Alien plants that pose a significant threat to prairies include the following. Invasive.org provides information on their identification and control.
Sericea Lespedeza/Chinese bush clover
Native animals can also face stiff competition from invaders. Zebra mussels threaten to smother native mussels in prairie streams and lakes. Alien animals can do further damage by altering the landscape. Asian carp eat by tearing up aquatic vegetation. Their destructive habits stir up the muck on the bottom of rivers and ponds and turn clear waters a murky brown.
Alien animals can do further damage by altering the landscape. Asian carp eat by tearing up aquatic vegetation. Their destructive habits stir up the muck on the bottom of rivers and ponds and turn clear waters a murky brown.
Fire Suppression and Neglect
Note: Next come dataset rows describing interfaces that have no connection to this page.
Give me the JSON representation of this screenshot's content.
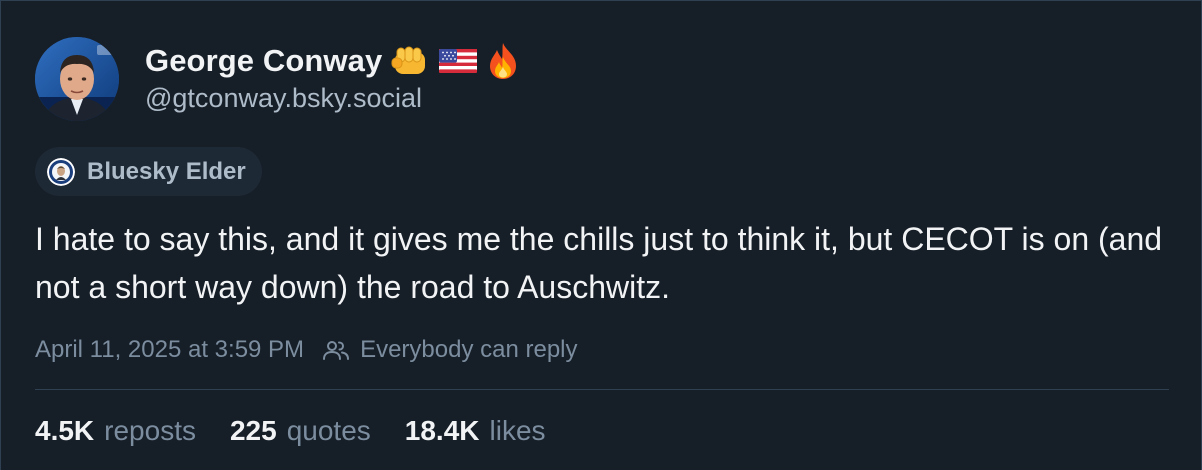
{
  "author": {
    "display_name": "George Conway",
    "emojis": [
      "oncoming-fist-emoji",
      "us-flag-emoji",
      "fire-emoji"
    ],
    "handle": "@gtconway.bsky.social",
    "avatar": "avatar-photo"
  },
  "badge": {
    "icon": "elder-badge-icon",
    "label": "Bluesky Elder"
  },
  "post": {
    "text": "I hate to say this, and it gives me the chills just to think it, but CECOT is on (and not a short way down) the road to Auschwitz."
  },
  "meta": {
    "timestamp": "April 11, 2025 at 3:59 PM",
    "reply_setting_icon": "people-icon",
    "reply_setting": "Everybody can reply"
  },
  "stats": {
    "reposts_count": "4.5K",
    "reposts_label": "reposts",
    "quotes_count": "225",
    "quotes_label": "quotes",
    "likes_count": "18.4K",
    "likes_label": "likes"
  },
  "colors": {
    "background": "#161e27",
    "text_primary": "#f1f3f5",
    "text_secondary": "#aebbc9",
    "text_muted": "#7b8d9f",
    "border": "#2e4052",
    "badge_bg": "#1e2936"
  }
}
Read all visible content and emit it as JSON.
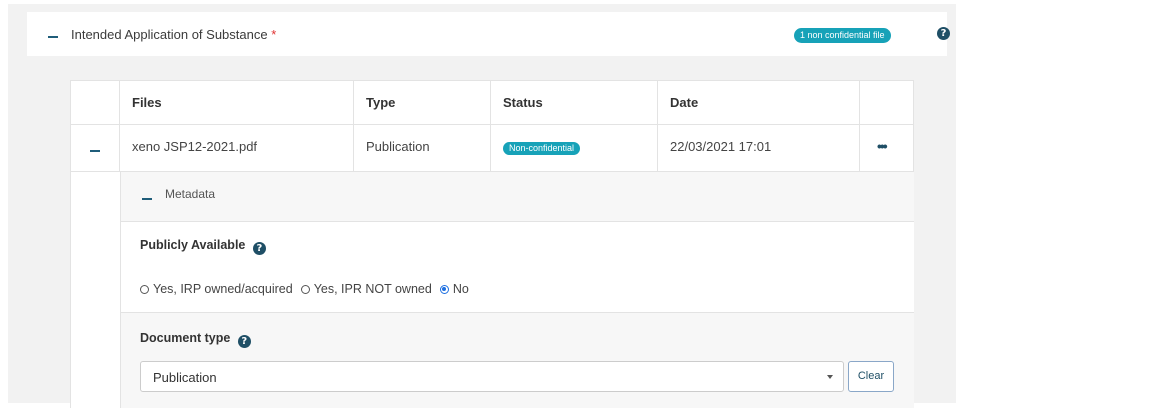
{
  "panel": {
    "title": "Intended Application of Substance",
    "required_mark": "*",
    "files_badge": "1 non confidential file"
  },
  "table": {
    "headers": [
      "Files",
      "Type",
      "Status",
      "Date"
    ],
    "rows": [
      {
        "file": "xeno JSP12-2021.pdf",
        "type": "Publication",
        "status": "Non-confidential",
        "date": "22/03/2021 17:01"
      }
    ]
  },
  "metadata": {
    "title": "Metadata",
    "publicly_available": {
      "label": "Publicly Available",
      "options": [
        "Yes, IRP owned/acquired",
        "Yes, IPR NOT owned",
        "No"
      ],
      "selected": "No"
    },
    "document_type": {
      "label": "Document type",
      "value": "Publication",
      "clear_label": "Clear"
    }
  },
  "icons": {
    "help": "question-circle-icon",
    "more": "ellipsis-icon",
    "collapse": "minus-icon",
    "caret": "caret-down-icon"
  },
  "colors": {
    "accent": "#17a2b8",
    "dark": "#1f4f66",
    "radio_selected": "#1d6fe0",
    "required": "#e03131"
  }
}
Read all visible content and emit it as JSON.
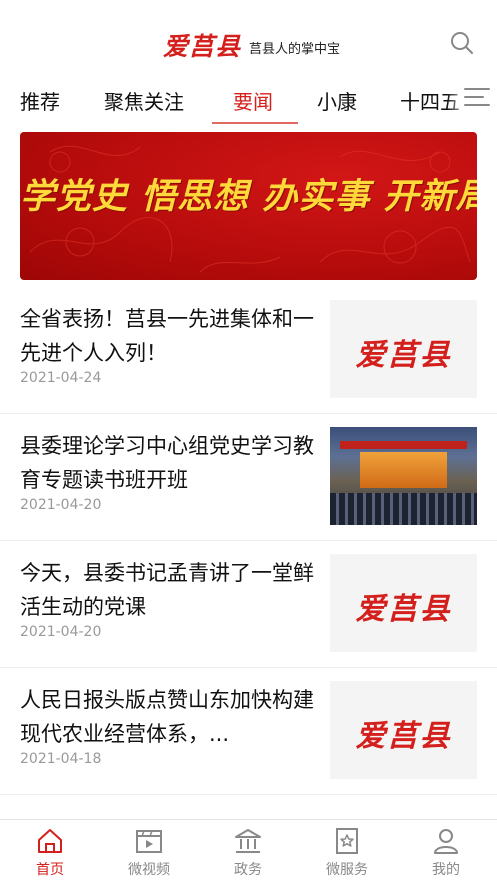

Intact ecosystems can largely self-regulate and protect themselves from threats through natural processes. Unfortunately, an ecosystem reduced to small, isolated remnants like the prairie has greater difficulty sustaining itself. For those ecosystems to survive, people must take an active role in managing them. For example, prairies need fires to suppress trees and burn dead vegetation so its nutrients return to the soil. When prairies covered vast, continuous expanses of land, occasional lightning strikes or hunting Native Americans set enough fires to keep trees out. Now that many prairies exist as isolated patches, natural fires almost never start and fire departments quickly extinguish those that do. Eventually, these prairies disappear, dying out underneath the light-robbing limbs of trees. Often, people do not even recognize the threat as the newly developed woodlands, filled with common "weedy" species, look just as natural to the untutored eye as a prairie full of rare and disappearing flowers.